- [Exercise objective]
The required result is a line count: how many lines in this data hold the word "value". Give only that.
Start of Records to use
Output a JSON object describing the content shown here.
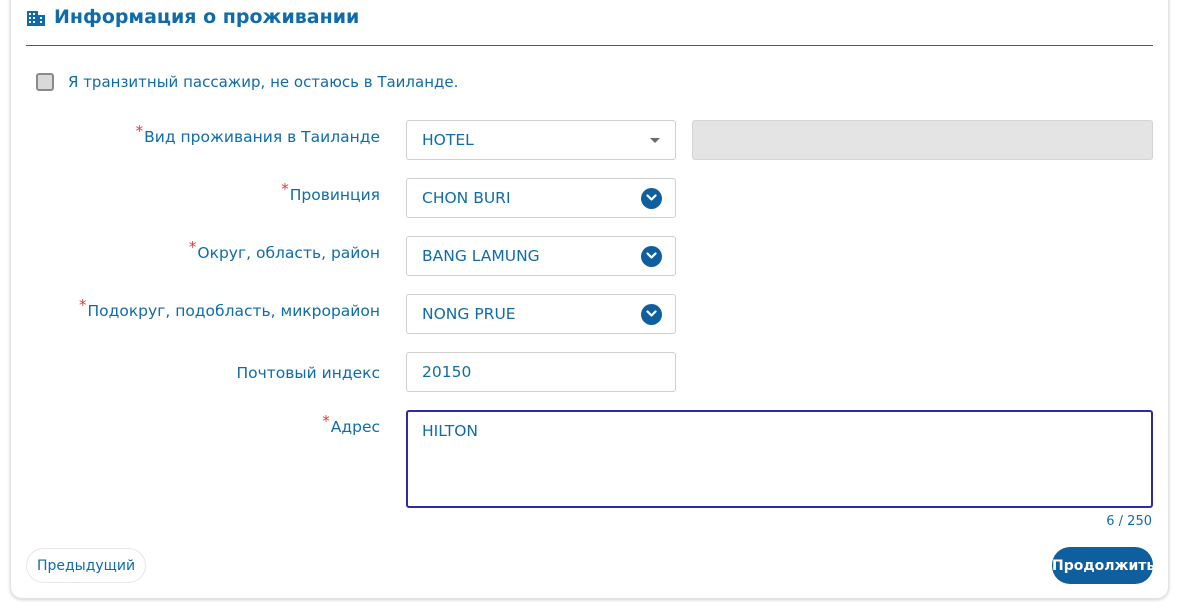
{
  "section": {
    "title": "Информация о проживании",
    "icon": "building-icon"
  },
  "transit": {
    "checked": false,
    "label": "Я транзитный пассажир, не остаюсь в Таиланде."
  },
  "form": {
    "accommodation_type": {
      "required_mark": "*",
      "label": "Вид проживания в Таиланде",
      "value": "HOTEL"
    },
    "province": {
      "required_mark": "*",
      "label": "Провинция",
      "value": "CHON BURI"
    },
    "district": {
      "required_mark": "*",
      "label": "Округ, область, район",
      "value": "BANG LAMUNG"
    },
    "subdistrict": {
      "required_mark": "*",
      "label": "Подокруг, подобласть, микрорайон",
      "value": "NONG PRUE"
    },
    "postal_code": {
      "label": "Почтовый индекс",
      "value": "20150"
    },
    "address": {
      "required_mark": "*",
      "label": "Адрес",
      "value": "HILTON",
      "counter": "6 / 250"
    }
  },
  "buttons": {
    "previous": "Предыдущий",
    "continue": "Продолжить"
  },
  "colors": {
    "accent": "#0f6ca8",
    "required": "#e53935",
    "focus_border": "#2c2c9e"
  }
}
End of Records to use
- [Your solution]
6